[Collection entries]
====================
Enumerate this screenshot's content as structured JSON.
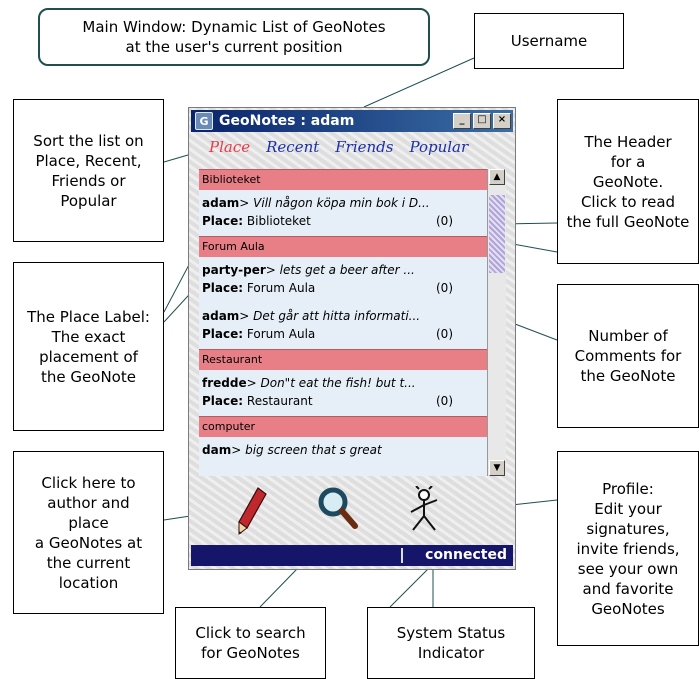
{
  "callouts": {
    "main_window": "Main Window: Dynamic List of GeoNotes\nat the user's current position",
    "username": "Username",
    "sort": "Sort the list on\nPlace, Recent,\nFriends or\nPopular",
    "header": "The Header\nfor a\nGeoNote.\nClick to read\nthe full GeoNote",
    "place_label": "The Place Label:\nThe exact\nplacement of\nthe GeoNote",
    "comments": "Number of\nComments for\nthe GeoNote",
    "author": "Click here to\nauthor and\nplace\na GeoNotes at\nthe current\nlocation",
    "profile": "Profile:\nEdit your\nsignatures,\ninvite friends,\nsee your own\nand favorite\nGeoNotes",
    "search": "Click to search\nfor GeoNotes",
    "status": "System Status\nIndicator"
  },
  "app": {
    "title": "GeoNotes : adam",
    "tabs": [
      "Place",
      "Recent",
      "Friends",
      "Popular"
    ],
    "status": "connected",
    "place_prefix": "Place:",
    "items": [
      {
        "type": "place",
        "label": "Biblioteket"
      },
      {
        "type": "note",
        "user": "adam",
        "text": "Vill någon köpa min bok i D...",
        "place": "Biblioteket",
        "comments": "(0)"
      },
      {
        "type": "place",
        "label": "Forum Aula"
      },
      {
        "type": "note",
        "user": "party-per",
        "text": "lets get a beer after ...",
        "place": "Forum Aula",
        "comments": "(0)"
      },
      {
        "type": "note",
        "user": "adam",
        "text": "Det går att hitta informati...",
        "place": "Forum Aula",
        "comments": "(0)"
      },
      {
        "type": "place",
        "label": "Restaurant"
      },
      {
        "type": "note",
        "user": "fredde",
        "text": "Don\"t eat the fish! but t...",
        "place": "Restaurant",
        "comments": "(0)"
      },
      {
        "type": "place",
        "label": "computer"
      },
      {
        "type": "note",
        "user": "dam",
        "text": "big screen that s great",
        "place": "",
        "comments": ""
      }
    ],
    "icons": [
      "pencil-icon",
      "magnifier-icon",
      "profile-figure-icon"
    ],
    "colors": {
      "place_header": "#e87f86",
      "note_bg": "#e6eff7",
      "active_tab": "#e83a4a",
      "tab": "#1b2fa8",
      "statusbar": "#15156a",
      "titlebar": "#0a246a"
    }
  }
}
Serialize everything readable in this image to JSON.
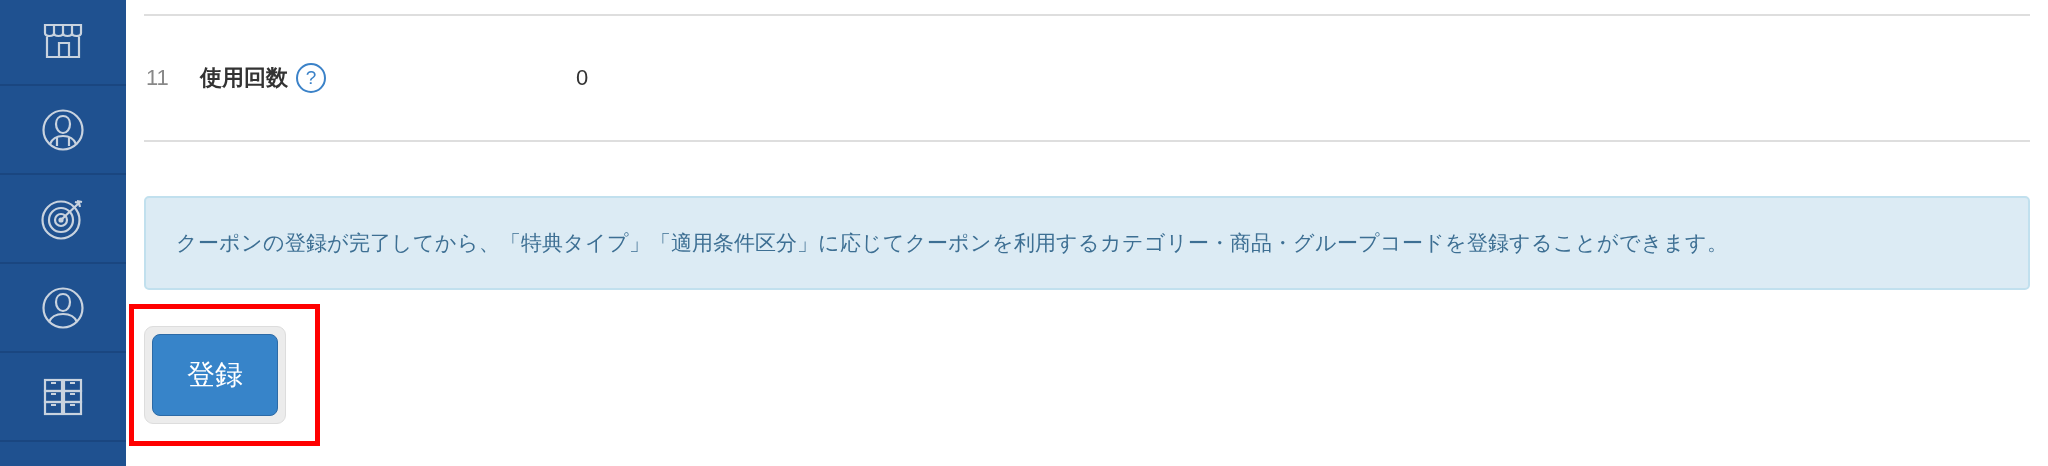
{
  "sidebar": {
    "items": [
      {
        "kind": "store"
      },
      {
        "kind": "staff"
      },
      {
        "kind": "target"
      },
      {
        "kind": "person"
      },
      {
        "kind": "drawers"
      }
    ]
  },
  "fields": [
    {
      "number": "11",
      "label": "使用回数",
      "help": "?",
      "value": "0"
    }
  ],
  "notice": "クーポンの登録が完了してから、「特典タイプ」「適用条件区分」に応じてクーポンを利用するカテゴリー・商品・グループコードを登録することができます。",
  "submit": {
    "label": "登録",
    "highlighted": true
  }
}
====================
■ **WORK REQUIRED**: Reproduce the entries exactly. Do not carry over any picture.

■ **EXPECTED OUTPUT**:
Enumerate this screenshot's content as structured JSON.
{
  "callouts": {
    "main_window": "Main Window: Dynamic List of GeoNotes\nat the user's current position",
    "username": "Username",
    "sort": "Sort the list on\nPlace, Recent,\nFriends or\nPopular",
    "header": "The Header\nfor a\nGeoNote.\nClick to read\nthe full GeoNote",
    "place_label": "The Place Label:\nThe exact\nplacement of\nthe GeoNote",
    "comments": "Number of\nComments for\nthe GeoNote",
    "author": "Click here to\nauthor and\nplace\na GeoNotes at\nthe current\nlocation",
    "profile": "Profile:\nEdit your\nsignatures,\ninvite friends,\nsee your own\nand favorite\nGeoNotes",
    "search": "Click to search\nfor GeoNotes",
    "status": "System Status\nIndicator"
  },
  "app": {
    "title": "GeoNotes : adam",
    "tabs": [
      "Place",
      "Recent",
      "Friends",
      "Popular"
    ],
    "status": "connected",
    "place_prefix": "Place:",
    "items": [
      {
        "type": "place",
        "label": "Biblioteket"
      },
      {
        "type": "note",
        "user": "adam",
        "text": "Vill någon köpa min bok i D...",
        "place": "Biblioteket",
        "comments": "(0)"
      },
      {
        "type": "place",
        "label": "Forum Aula"
      },
      {
        "type": "note",
        "user": "party-per",
        "text": "lets get a beer after ...",
        "place": "Forum Aula",
        "comments": "(0)"
      },
      {
        "type": "note",
        "user": "adam",
        "text": "Det går att hitta informati...",
        "place": "Forum Aula",
        "comments": "(0)"
      },
      {
        "type": "place",
        "label": "Restaurant"
      },
      {
        "type": "note",
        "user": "fredde",
        "text": "Don\"t eat the fish! but t...",
        "place": "Restaurant",
        "comments": "(0)"
      },
      {
        "type": "place",
        "label": "computer"
      },
      {
        "type": "note",
        "user": "dam",
        "text": "big screen that s great",
        "place": "",
        "comments": ""
      }
    ],
    "icons": [
      "pencil-icon",
      "magnifier-icon",
      "profile-figure-icon"
    ],
    "colors": {
      "place_header": "#e87f86",
      "note_bg": "#e6eff7",
      "active_tab": "#e83a4a",
      "tab": "#1b2fa8",
      "statusbar": "#15156a",
      "titlebar": "#0a246a"
    }
  }
}
Serialize everything readable in this image to JSON.
{
  "sidebar": {
    "items": [
      {
        "kind": "store"
      },
      {
        "kind": "staff"
      },
      {
        "kind": "target"
      },
      {
        "kind": "person"
      },
      {
        "kind": "drawers"
      }
    ]
  },
  "fields": [
    {
      "number": "11",
      "label": "使用回数",
      "help": "?",
      "value": "0"
    }
  ],
  "notice": "クーポンの登録が完了してから、「特典タイプ」「適用条件区分」に応じてクーポンを利用するカテゴリー・商品・グループコードを登録することができます。",
  "submit": {
    "label": "登録",
    "highlighted": true
  }
}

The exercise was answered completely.